-- Extracted data follows --
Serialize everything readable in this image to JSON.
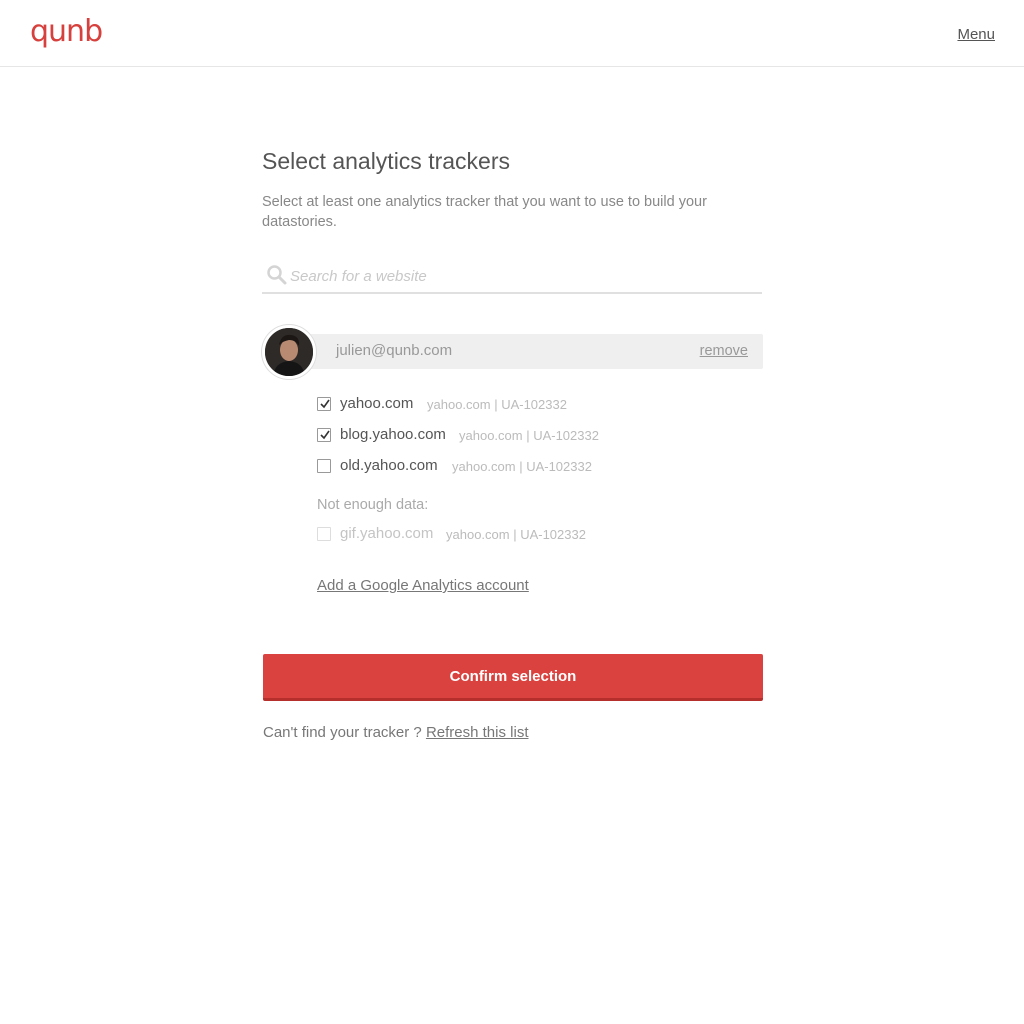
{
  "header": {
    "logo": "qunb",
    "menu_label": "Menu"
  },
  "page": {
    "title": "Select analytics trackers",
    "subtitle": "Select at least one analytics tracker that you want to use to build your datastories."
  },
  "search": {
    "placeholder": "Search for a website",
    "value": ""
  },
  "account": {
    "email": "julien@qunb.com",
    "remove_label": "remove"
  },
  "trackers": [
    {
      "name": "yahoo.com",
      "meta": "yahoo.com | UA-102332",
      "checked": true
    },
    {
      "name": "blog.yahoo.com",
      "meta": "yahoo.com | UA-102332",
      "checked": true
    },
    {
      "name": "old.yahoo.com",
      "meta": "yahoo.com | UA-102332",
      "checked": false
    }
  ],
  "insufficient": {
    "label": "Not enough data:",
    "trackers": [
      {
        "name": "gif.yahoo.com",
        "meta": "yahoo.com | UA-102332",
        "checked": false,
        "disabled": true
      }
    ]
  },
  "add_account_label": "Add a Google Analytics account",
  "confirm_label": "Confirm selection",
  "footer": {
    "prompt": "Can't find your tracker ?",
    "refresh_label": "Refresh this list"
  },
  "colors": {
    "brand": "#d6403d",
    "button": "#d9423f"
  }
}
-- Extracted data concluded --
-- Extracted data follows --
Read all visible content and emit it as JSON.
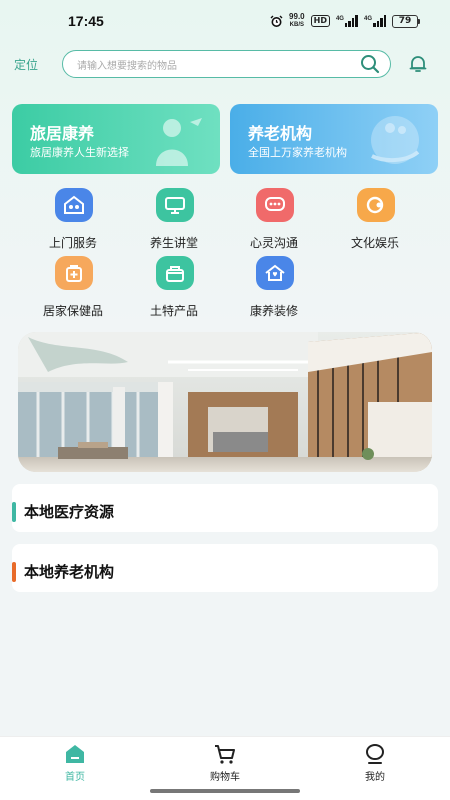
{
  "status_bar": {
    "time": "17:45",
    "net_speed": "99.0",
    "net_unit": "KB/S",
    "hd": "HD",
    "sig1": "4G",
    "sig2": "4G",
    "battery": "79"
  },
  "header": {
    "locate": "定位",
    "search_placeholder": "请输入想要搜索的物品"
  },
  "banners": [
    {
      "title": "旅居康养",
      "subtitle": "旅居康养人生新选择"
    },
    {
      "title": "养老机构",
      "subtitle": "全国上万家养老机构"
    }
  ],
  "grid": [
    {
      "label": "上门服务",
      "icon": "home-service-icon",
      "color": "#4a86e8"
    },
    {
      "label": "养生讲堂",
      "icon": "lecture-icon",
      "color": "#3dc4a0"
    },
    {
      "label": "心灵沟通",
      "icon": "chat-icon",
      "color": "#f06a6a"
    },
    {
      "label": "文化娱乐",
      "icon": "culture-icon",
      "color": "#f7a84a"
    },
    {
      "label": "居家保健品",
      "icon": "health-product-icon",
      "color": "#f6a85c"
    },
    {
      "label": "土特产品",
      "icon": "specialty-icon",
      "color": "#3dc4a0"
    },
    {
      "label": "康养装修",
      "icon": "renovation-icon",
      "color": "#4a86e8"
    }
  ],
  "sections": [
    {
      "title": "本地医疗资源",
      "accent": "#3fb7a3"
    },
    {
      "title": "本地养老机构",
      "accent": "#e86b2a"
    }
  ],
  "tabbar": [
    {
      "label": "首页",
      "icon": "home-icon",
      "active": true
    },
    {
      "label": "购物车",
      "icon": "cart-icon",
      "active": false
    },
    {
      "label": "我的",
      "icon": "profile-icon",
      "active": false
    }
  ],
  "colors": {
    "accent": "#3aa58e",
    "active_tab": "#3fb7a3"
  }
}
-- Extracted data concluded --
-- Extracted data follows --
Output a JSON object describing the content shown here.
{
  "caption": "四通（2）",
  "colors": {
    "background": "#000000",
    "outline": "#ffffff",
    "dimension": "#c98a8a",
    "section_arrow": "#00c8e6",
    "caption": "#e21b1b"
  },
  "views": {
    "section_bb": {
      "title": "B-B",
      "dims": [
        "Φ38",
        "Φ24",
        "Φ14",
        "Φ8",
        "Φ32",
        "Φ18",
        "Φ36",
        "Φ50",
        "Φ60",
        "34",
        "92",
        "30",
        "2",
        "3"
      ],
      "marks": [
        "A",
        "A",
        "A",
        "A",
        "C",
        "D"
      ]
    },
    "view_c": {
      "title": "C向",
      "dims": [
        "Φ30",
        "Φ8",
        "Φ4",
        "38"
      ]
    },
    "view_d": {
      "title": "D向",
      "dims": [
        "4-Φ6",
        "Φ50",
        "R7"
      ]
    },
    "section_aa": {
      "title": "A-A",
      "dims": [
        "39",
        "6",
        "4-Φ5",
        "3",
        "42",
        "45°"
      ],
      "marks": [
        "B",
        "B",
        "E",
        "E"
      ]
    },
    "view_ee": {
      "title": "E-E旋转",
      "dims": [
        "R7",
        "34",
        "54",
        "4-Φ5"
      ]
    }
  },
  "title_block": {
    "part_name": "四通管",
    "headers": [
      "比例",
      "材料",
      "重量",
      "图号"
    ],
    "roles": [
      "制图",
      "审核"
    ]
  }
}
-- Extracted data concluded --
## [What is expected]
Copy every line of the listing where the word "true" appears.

## [Finished exercise]
      "checked": true
      "checked": true
        "disabled": true
      "active": true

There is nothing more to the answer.